He built the splendid palace of Versailles, and his court was the centre of culture and of fashion. His morning toilet and reception (or levee) became the model for princes everywhere. His were the great days of French architecture and of French drama.

Following the example of Louis XIV, "every king and princelet in Europe was building his own court as much beyond his means as his subjects and credits would permit. Amidst the mirrors and fine furniture of the palaces of those days went a strange race of 'gentlemen' in tall, powdered wigs, silks and laces, poised upon high red heels, supported by amazing canes; and still more wonderful 'ladies,' under towers of powdered hair, and wearing vast expansions of silk and satin sustained on wire. Through it all postured the great Louis, the sun of his world -- unaware of the meagre and sulky and bitter faces that watched him from those lower darknesses to which his sunshine did not penetrate."

One great feature of the story of Europe after the Reformation is the prominence of France in British history. When Cromwell made alliance with France, he helped her to build up her strength.

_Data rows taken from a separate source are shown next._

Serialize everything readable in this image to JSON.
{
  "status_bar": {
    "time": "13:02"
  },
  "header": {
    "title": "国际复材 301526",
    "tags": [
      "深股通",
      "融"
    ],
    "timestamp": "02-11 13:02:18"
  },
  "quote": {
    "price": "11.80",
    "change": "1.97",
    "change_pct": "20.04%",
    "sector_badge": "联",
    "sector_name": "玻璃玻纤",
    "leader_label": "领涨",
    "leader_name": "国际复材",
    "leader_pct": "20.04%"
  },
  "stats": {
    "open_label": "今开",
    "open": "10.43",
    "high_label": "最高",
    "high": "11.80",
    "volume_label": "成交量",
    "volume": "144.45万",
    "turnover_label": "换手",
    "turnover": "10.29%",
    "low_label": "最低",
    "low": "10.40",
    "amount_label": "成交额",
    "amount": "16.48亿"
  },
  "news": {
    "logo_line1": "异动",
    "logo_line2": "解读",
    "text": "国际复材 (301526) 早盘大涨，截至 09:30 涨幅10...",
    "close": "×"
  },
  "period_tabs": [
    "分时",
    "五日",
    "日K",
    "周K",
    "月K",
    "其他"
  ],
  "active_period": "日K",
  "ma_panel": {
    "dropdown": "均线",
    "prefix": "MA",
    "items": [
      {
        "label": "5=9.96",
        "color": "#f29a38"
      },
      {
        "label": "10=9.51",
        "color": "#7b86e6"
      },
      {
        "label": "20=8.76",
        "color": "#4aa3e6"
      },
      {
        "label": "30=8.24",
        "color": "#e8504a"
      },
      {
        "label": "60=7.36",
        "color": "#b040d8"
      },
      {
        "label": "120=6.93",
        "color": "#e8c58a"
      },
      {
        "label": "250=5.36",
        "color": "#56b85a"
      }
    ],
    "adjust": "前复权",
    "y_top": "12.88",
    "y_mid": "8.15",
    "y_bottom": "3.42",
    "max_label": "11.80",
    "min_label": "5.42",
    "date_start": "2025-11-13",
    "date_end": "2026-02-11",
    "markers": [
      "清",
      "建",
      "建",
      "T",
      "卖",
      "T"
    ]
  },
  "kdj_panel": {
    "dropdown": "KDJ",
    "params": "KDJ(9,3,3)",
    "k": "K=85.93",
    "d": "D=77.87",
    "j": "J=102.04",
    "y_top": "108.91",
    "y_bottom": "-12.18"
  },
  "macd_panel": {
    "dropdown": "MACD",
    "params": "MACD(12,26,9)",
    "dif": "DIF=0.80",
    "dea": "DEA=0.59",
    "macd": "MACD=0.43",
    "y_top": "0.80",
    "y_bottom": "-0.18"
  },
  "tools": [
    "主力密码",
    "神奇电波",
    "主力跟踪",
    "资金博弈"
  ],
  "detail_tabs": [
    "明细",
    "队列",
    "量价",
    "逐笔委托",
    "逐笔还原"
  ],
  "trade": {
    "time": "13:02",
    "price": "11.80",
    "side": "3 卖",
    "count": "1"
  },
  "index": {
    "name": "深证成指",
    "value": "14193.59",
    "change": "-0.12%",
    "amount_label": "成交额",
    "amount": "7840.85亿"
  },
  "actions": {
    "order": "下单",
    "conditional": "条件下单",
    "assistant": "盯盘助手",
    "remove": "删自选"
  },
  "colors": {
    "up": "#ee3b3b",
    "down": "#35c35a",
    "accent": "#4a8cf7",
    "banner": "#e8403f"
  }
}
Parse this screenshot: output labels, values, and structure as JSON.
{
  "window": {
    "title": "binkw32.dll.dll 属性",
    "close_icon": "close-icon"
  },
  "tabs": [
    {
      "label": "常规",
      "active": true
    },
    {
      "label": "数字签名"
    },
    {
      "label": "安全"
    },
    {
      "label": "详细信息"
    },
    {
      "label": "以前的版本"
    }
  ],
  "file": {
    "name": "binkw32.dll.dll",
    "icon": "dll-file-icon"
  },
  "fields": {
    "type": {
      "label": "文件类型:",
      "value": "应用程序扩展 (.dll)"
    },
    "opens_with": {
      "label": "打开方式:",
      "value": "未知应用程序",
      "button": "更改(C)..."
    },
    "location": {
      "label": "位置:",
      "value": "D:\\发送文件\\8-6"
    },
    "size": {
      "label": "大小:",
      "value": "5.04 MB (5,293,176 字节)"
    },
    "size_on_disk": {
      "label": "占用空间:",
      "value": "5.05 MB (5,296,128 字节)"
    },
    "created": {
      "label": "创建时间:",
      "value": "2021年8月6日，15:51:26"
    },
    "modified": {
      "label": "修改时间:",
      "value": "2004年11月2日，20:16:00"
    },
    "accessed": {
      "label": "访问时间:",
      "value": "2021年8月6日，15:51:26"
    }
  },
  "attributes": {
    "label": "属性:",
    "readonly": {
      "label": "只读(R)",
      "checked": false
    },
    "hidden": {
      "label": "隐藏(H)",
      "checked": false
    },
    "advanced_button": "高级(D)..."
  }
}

He did not foresee that she would become a danger to England. Yet Louis XIV was the friend of the later Stuart kings in their contest with Parliament.

And Louis was aiming all the time at the mastery of Europe -- like Spain in the sixteenth century, like Napoleon in the nineteenth, and like the militarists of Germany in the twentieth. There was war between Britain and France again and again for a hundred years after William III left Holland to become King of Great Britain (1688).

The great ambition of French rulers has always been to extend France to what she calls her "natural frontiers "the Rhine, the Pyrenees, and the Alps. She had recently gained Alsace, and she had reached the Pyrenees. The decline of Spain (since the Armada) and the weakness of Germany (since the religious wars) gave Louis XIV his chance. He aimed at reaching the Rhine through Flanders, and when the King of Spain died childless (1700), he saw a tempting prize in its vast empire.

Partly to prevent the prize from falling entirely to France, Marlborough fought and won Blenheim (1704), his greatest triumph. So Spain was not joined to France, though a Bourbon ruled it instead of a Hapsburg. France, however, kept Alsace and most of Flanders; but she could no longer lord it over Europe, and she ceased to recognize the Old Pretender as King of England.

But perhaps the mass of the subjects of the Grand Monarchs felt about all these wars much as "old Kaspar" in Southey's poem did about Blenheim:

"'Great praise the Duke of Marlbro' won,And our good Prince Eugene.'

'Why, 'twas a very wicked thing!'

Said little Wilhelmine; . . .

'But what good came of it at last?'

Quoth little Peterkin.

'Why, that I cannot tell,' said he,

'But 'twas a famous victory.'"

From Charlemagne to Napoleon no monarch received such unbounded praise as Louis XIV. But the judgment of our own times upon Louis XIV is very different from that of his own age. And if it be asked nowadays, "Who did the most towards the destruction of the ancien regime?" the correct answer is, "Louis XIV, its greatest representative."

The Versailles palace and parks alone cost France one thousand million francs {more than 40,000,000), and there were fifteen other royal palaces.

The Grand Monarch, indeed, seemed to realize the truth in his dying words (1715): "Do not imitate my love for building and for war; assuage the misery of my people."

La Fontaine has a fable which gives a glimpse of the miserable French peasant of those days. A poor woodcutter, burdened with branches, and groaning and bent under his load of fagots and years, was walking along with heavy steps, trying to reach his little smoke-stained cottage. At last, weary from very misery, as he was unable to make further effort, he laid down his burden and thought over his miserable lot.

"What pleasures have I in this life? Is there any one on the round earth so poor as I? My wife, my children, the soldiers forced on me to lodge, my taxes, my debts, the labour forced on me -- all make me a perfect picture of misery."